**The problem**
Look for "until" in every line of the listing. Copy the lines that have it.
Extracted entries Block Start
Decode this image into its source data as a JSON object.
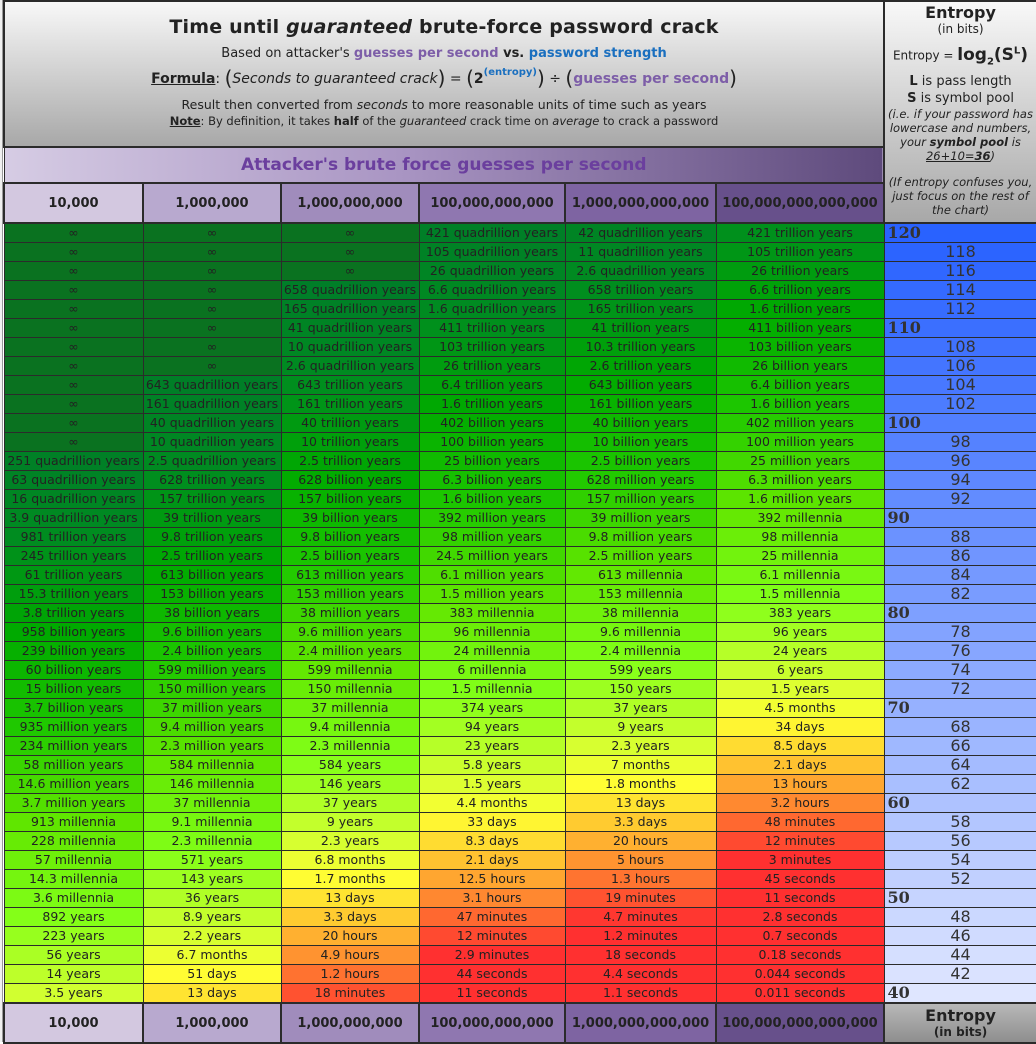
{
  "header": {
    "title_pre": "Time until ",
    "title_em": "guaranteed",
    "title_post": " brute-force password crack",
    "subtitle_pre": "Based on attacker's ",
    "subtitle_gps": "guesses per second",
    "subtitle_vs": " vs. ",
    "subtitle_strength": "password strength",
    "formula_label": "Formula",
    "formula_left": "Seconds to guaranteed crack",
    "formula_eq": "=",
    "formula_base": "2",
    "formula_exp": "(entropy)",
    "formula_div": "÷",
    "formula_right": "guesses per second",
    "result_pre": "Result then converted from ",
    "result_em": "seconds",
    "result_post": " to more reasonable units of time such as years",
    "note_label": "Note",
    "note_a": ": By definition, it takes ",
    "note_half": "half",
    "note_b": " of the ",
    "note_em": "guaranteed",
    "note_c": " crack time on ",
    "note_avg": "average",
    "note_d": " to crack a password"
  },
  "entropy_panel": {
    "title": "Entropy",
    "unit": "(in bits)",
    "formula_pre": "Entropy = ",
    "formula_log": "log",
    "formula_sub": "2",
    "formula_s": "(S",
    "formula_sup": "L",
    "formula_close": ")",
    "l_key": "L",
    "l_desc": " is pass length",
    "s_key": "S",
    "s_desc": " is symbol pool",
    "note_1": "(i.e. if your password has lowercase and numbers, your ",
    "note_symbol": "symbol pool",
    "note_is": " is ",
    "note_sum": "26+10=",
    "note_36": "36",
    "note_close": ")",
    "note_2": "(If entropy confuses you, just focus on the rest of the chart)"
  },
  "banner": {
    "pre": "Attacker's brute force ",
    "bold": "guesses per second"
  },
  "footer": {
    "entropy_title": "Entropy",
    "entropy_unit": "(in bits)"
  },
  "colors": {
    "entropy_blue_strong": "#2962ff",
    "entropy_blue_light": "#dfe6ff",
    "infinity_green": "#0a7220",
    "red": "#ff3030",
    "yellow": "#ffff33"
  },
  "chart_data": {
    "type": "table",
    "title": "Time until guaranteed brute-force password crack",
    "xlabel": "Attacker's brute force guesses per second",
    "ylabel": "Entropy (in bits)",
    "columns": [
      "10,000",
      "1,000,000",
      "1,000,000,000",
      "100,000,000,000",
      "1,000,000,000,000",
      "100,000,000,000,000"
    ],
    "guesses_per_second": [
      10000,
      1000000,
      1000000000,
      100000000000,
      1000000000000,
      100000000000000
    ],
    "rows": [
      {
        "entropy": 120,
        "major": true,
        "cells": [
          "∞",
          "∞",
          "∞",
          "421 quadrillion years",
          "42 quadrillion years",
          "421 trillion years"
        ]
      },
      {
        "entropy": 118,
        "major": false,
        "cells": [
          "∞",
          "∞",
          "∞",
          "105 quadrillion years",
          "11 quadrillion years",
          "105 trillion years"
        ]
      },
      {
        "entropy": 116,
        "major": false,
        "cells": [
          "∞",
          "∞",
          "∞",
          "26 quadrillion years",
          "2.6 quadrillion years",
          "26 trillion years"
        ]
      },
      {
        "entropy": 114,
        "major": false,
        "cells": [
          "∞",
          "∞",
          "658 quadrillion years",
          "6.6 quadrillion years",
          "658 trillion years",
          "6.6 trillion years"
        ]
      },
      {
        "entropy": 112,
        "major": false,
        "cells": [
          "∞",
          "∞",
          "165 quadrillion years",
          "1.6 quadrillion years",
          "165 trillion years",
          "1.6 trillion years"
        ]
      },
      {
        "entropy": 110,
        "major": true,
        "cells": [
          "∞",
          "∞",
          "41 quadrillion years",
          "411 trillion years",
          "41 trillion years",
          "411 billion years"
        ]
      },
      {
        "entropy": 108,
        "major": false,
        "cells": [
          "∞",
          "∞",
          "10 quadrillion years",
          "103 trillion years",
          "10.3 trillion years",
          "103 billion years"
        ]
      },
      {
        "entropy": 106,
        "major": false,
        "cells": [
          "∞",
          "∞",
          "2.6 quadrillion years",
          "26 trillion years",
          "2.6 trillion years",
          "26 billion years"
        ]
      },
      {
        "entropy": 104,
        "major": false,
        "cells": [
          "∞",
          "643 quadrillion years",
          "643 trillion years",
          "6.4 trillion years",
          "643 billion years",
          "6.4 billion years"
        ]
      },
      {
        "entropy": 102,
        "major": false,
        "cells": [
          "∞",
          "161 quadrillion years",
          "161 trillion years",
          "1.6 trillion years",
          "161 billion years",
          "1.6 billion years"
        ]
      },
      {
        "entropy": 100,
        "major": true,
        "cells": [
          "∞",
          "40 quadrillion years",
          "40 trillion years",
          "402 billion years",
          "40 billion years",
          "402 million years"
        ]
      },
      {
        "entropy": 98,
        "major": false,
        "cells": [
          "∞",
          "10 quadrillion years",
          "10 trillion years",
          "100 billion years",
          "10 billion years",
          "100 million years"
        ]
      },
      {
        "entropy": 96,
        "major": false,
        "cells": [
          "251 quadrillion years",
          "2.5 quadrillion years",
          "2.5 trillion years",
          "25 billion years",
          "2.5 billion years",
          "25 million years"
        ]
      },
      {
        "entropy": 94,
        "major": false,
        "cells": [
          "63 quadrillion years",
          "628 trillion years",
          "628 billion years",
          "6.3 billion years",
          "628 million years",
          "6.3 million years"
        ]
      },
      {
        "entropy": 92,
        "major": false,
        "cells": [
          "16 quadrillion years",
          "157 trillion years",
          "157 billion years",
          "1.6 billion years",
          "157 million years",
          "1.6 million years"
        ]
      },
      {
        "entropy": 90,
        "major": true,
        "cells": [
          "3.9 quadrillion years",
          "39 trillion years",
          "39 billion years",
          "392 million years",
          "39 million years",
          "392 millennia"
        ]
      },
      {
        "entropy": 88,
        "major": false,
        "cells": [
          "981 trillion years",
          "9.8 trillion years",
          "9.8 billion years",
          "98 million years",
          "9.8 million years",
          "98 millennia"
        ]
      },
      {
        "entropy": 86,
        "major": false,
        "cells": [
          "245 trillion years",
          "2.5 trillion years",
          "2.5 billion years",
          "24.5 million years",
          "2.5 million years",
          "25 millennia"
        ]
      },
      {
        "entropy": 84,
        "major": false,
        "cells": [
          "61 trillion years",
          "613 billion years",
          "613 million years",
          "6.1 million years",
          "613 millennia",
          "6.1 millennia"
        ]
      },
      {
        "entropy": 82,
        "major": false,
        "cells": [
          "15.3 trillion years",
          "153 billion years",
          "153 million years",
          "1.5 million years",
          "153 millennia",
          "1.5 millennia"
        ]
      },
      {
        "entropy": 80,
        "major": true,
        "cells": [
          "3.8 trillion years",
          "38 billion years",
          "38 million years",
          "383 millennia",
          "38 millennia",
          "383 years"
        ]
      },
      {
        "entropy": 78,
        "major": false,
        "cells": [
          "958 billion years",
          "9.6 billion years",
          "9.6 million years",
          "96 millennia",
          "9.6 millennia",
          "96 years"
        ]
      },
      {
        "entropy": 76,
        "major": false,
        "cells": [
          "239 billion years",
          "2.4 billion years",
          "2.4 million years",
          "24 millennia",
          "2.4 millennia",
          "24 years"
        ]
      },
      {
        "entropy": 74,
        "major": false,
        "cells": [
          "60 billion years",
          "599 million years",
          "599 millennia",
          "6 millennia",
          "599 years",
          "6 years"
        ]
      },
      {
        "entropy": 72,
        "major": false,
        "cells": [
          "15 billion years",
          "150 million years",
          "150 millennia",
          "1.5 millennia",
          "150 years",
          "1.5 years"
        ]
      },
      {
        "entropy": 70,
        "major": true,
        "cells": [
          "3.7 billion years",
          "37 million years",
          "37 millennia",
          "374 years",
          "37 years",
          "4.5 months"
        ]
      },
      {
        "entropy": 68,
        "major": false,
        "cells": [
          "935 million years",
          "9.4 million years",
          "9.4 millennia",
          "94 years",
          "9 years",
          "34 days"
        ]
      },
      {
        "entropy": 66,
        "major": false,
        "cells": [
          "234 million years",
          "2.3 million years",
          "2.3 millennia",
          "23 years",
          "2.3 years",
          "8.5 days"
        ]
      },
      {
        "entropy": 64,
        "major": false,
        "cells": [
          "58 million years",
          "584 millennia",
          "584 years",
          "5.8 years",
          "7 months",
          "2.1 days"
        ]
      },
      {
        "entropy": 62,
        "major": false,
        "cells": [
          "14.6 million years",
          "146 millennia",
          "146 years",
          "1.5 years",
          "1.8 months",
          "13 hours"
        ]
      },
      {
        "entropy": 60,
        "major": true,
        "cells": [
          "3.7 million years",
          "37 millennia",
          "37 years",
          "4.4 months",
          "13 days",
          "3.2 hours"
        ]
      },
      {
        "entropy": 58,
        "major": false,
        "cells": [
          "913 millennia",
          "9.1 millennia",
          "9 years",
          "33 days",
          "3.3 days",
          "48 minutes"
        ]
      },
      {
        "entropy": 56,
        "major": false,
        "cells": [
          "228 millennia",
          "2.3 millennia",
          "2.3 years",
          "8.3 days",
          "20 hours",
          "12 minutes"
        ]
      },
      {
        "entropy": 54,
        "major": false,
        "cells": [
          "57 millennia",
          "571 years",
          "6.8 months",
          "2.1 days",
          "5 hours",
          "3 minutes"
        ]
      },
      {
        "entropy": 52,
        "major": false,
        "cells": [
          "14.3 millennia",
          "143 years",
          "1.7 months",
          "12.5 hours",
          "1.3 hours",
          "45 seconds"
        ]
      },
      {
        "entropy": 50,
        "major": true,
        "cells": [
          "3.6 millennia",
          "36 years",
          "13 days",
          "3.1 hours",
          "19 minutes",
          "11 seconds"
        ]
      },
      {
        "entropy": 48,
        "major": false,
        "cells": [
          "892 years",
          "8.9 years",
          "3.3 days",
          "47 minutes",
          "4.7 minutes",
          "2.8 seconds"
        ]
      },
      {
        "entropy": 46,
        "major": false,
        "cells": [
          "223 years",
          "2.2 years",
          "20 hours",
          "12 minutes",
          "1.2 minutes",
          "0.7 seconds"
        ]
      },
      {
        "entropy": 44,
        "major": false,
        "cells": [
          "56 years",
          "6.7 months",
          "4.9 hours",
          "2.9 minutes",
          "18 seconds",
          "0.18 seconds"
        ]
      },
      {
        "entropy": 42,
        "major": false,
        "cells": [
          "14 years",
          "51 days",
          "1.2 hours",
          "44 seconds",
          "4.4 seconds",
          "0.044 seconds"
        ]
      },
      {
        "entropy": 40,
        "major": true,
        "cells": [
          "3.5 years",
          "13 days",
          "18 minutes",
          "11 seconds",
          "1.1 seconds",
          "0.011 seconds"
        ]
      }
    ]
  }
}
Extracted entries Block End
**Exercise solution**
    "title_pre": "Time until ",
    "title": "Time until guaranteed brute-force password crack",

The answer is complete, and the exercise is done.